Sweet little things: Local Sarasota Honey
Learn more about how a sweet little Sarasota treat is made and where it can be enjoyed.
People might not be the only thing vacationing in Sarasota County. Thanks in part to our subtropical climate, which produces a beautiful range of colorful and attractive flowers, other little visitors seem to have their ears buzzing. Bees that is, and they leave us with a sweet treat that is enjoyed by locals and tourists alike.
Honey-making: the process
It all starts with plants producing nectar that attracts bees. Those bees, in turn, transform the nectar into simple sugars stored in honeycombs within colonies. Each colony houses thousands of bees, and when they all fan their wings in the hive, liquids evaporate, and what’s left is this amazing product called honey.
Since bees tend to make more than they actually need for their own nutrients and energy (according to the National Honey Board, bees can produce upwards of 80 pounds of surplus honey every year), that’s where beekeepers come in. They carefully remove excess honey on honeycomb frames, collect the wax, strain the honey and get it ready for bottling.
Find it in Sarasota
In the Sarasota area, we have several beekeepers producing honey and I recently visited one — The Sarasota Honey Company. It’s owned by Alma and Glenn Johnson, who have been offering their products to local purveyors for several years, and just opened their first retail store in downtown Sarasota.
You can find their honey at many stores and markets, including Phillippi Farmhouse Market, Sweetgrass Farms and Sarasota Jungle Gardens, so check their website for a complete list. Or, visit their new retail store at 1663 11th Street, Sarasota, Tuesday through Saturday, 11 a.m. to 6 p.m. In addition to honey, they sell candles, handmade soaps, and some beekeeping supplies. They’re also building a beautiful nursery garden where you can safely see their hives in action!
About Sarasota Honey Company

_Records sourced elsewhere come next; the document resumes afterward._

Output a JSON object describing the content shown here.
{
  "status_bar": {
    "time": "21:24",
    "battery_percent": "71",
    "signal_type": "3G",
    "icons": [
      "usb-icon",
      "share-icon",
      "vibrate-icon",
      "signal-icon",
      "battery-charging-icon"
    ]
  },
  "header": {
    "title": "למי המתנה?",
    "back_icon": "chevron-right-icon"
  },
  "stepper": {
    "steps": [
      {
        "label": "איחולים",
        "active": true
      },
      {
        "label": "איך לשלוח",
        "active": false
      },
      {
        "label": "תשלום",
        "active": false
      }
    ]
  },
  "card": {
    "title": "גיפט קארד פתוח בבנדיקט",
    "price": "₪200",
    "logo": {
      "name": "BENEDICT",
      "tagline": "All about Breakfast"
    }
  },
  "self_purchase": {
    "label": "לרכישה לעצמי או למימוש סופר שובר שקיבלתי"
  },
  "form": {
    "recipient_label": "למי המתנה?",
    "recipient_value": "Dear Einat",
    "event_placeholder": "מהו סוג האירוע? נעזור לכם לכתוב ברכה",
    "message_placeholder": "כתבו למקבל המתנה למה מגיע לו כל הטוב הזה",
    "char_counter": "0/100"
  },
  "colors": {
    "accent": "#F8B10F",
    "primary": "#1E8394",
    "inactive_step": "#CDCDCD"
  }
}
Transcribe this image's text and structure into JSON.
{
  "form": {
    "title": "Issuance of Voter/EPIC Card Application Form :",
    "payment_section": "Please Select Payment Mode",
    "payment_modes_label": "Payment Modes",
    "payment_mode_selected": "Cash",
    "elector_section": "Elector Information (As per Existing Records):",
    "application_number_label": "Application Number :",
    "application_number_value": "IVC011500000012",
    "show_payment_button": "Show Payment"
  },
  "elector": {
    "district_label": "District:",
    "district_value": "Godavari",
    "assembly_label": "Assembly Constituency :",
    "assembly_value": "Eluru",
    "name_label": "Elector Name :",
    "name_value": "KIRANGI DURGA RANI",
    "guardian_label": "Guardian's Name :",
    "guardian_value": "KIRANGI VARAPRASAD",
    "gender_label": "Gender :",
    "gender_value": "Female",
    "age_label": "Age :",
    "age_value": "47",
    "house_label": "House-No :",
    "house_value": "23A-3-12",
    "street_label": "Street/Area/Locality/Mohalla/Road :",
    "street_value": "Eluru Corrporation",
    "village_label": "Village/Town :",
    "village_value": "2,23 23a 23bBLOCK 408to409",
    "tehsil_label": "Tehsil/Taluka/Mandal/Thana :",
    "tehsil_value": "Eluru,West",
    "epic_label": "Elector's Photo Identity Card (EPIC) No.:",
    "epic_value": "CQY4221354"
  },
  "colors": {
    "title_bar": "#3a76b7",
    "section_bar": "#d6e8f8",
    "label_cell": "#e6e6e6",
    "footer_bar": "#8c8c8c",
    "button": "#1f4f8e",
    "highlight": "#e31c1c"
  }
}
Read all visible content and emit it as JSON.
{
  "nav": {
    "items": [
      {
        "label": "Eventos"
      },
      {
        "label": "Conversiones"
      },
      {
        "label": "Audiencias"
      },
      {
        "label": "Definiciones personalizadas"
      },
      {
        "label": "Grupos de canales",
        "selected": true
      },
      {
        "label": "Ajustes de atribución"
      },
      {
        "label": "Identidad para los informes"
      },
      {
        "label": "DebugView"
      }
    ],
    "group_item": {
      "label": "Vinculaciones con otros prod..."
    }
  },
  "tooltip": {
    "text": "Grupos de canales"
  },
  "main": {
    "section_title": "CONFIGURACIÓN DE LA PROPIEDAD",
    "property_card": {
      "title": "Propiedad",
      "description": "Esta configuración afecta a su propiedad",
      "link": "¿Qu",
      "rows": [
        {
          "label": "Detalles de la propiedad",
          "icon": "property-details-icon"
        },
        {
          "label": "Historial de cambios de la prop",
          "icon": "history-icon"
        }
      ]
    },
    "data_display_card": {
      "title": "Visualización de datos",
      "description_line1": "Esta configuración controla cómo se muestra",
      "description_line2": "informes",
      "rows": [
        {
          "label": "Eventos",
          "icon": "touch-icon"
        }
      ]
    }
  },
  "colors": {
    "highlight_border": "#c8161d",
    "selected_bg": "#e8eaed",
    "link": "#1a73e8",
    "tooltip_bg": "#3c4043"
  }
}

It’s said that products and ideas are born out of passion or necessity, sometimes both. And for this hard-working couple, the latter couldn’t be more true. During a busy career teaching young adults with special needs, fate intervened and Alma was faced with not only a health scare, but also, the loss of a grant to run her program, prompting her to amend her life plan. When she asked Glenn what she should do, he, in turn, asked what she loved and she had an easy answer: “I love my bees and I love my ‘kids’ with special needs.”
Alma was exposed to beekeeping in Texas before moving to Florida and starting a career in advocacy for people with disabilities. Armed with the new idea of building a business out of her two passions, she decided to educate herself on current-day beekeeping, including training at the University of Minnesota’s Bee Lab. Today, Alma is the ‘Head Beekeeper’ who oversees production and Glenn handles marketing and distribution. Their team processes, by hand, small-batch artisan honey, giving each bottle its ‘vintage’ name. And the best thing is that their team is comprised of the same individuals Alma was determined to support when she started her business.
Most of her beekeepers, packaging specialists and production workers have developmental disabilities, and keeping the Sarasota Honey Company in business provides them with rewards beyond measure. In addition to classes in basic academics and life skills, they’re performing meaningful work and learning important things like working as a team, managing money and interpersonal dynamics. Alma and Glenn also partner with Community Haven for Adults and Children with Disabilities, whose adults extract honey from honeycombs, remove wax, and get it ready for bottling/packaging.
The team currently manages about 150 colonies throughout Sarasota and Manatee Counties, with plans to double. Their strategy is different from traditional beekeeping because they place colonies across many urban areas, which exposes bees to more plant varieties and helps them be more resistant to environmental factors. This results in each batch of honey taking on elements of what’s growing in the bees’ designated areas, with varying hues of gold and unique flavors and aromas, so no two bottles are the same.
More local resources
4 Bees Herb Farm: Jomar Road, Sarasota. Fresh/dried herbs, teas, soaps and more. Note: the farm is currently re-establishing its bee colony, so please check their site to learn when honey will be available.
My Sweetest Honey: Sold at many retail locations.
Peter Burkard/Nature’s Partner: Sarasota Farmers Market every Saturday morning. Local honey and fresh vegetables/herbs.
Honey Bees R Us: Englewood Farmer’s Market during season.
Nicole Coudal is a writer and home-chef based in southwest Florida, where she fishes and cooks using local ingredients. When not on the water, she visits farms, farmer’s markets, and other food-related venues to highlight what’s in-season and to create tasty recipes. Read more at MyDeliciousBlog.com.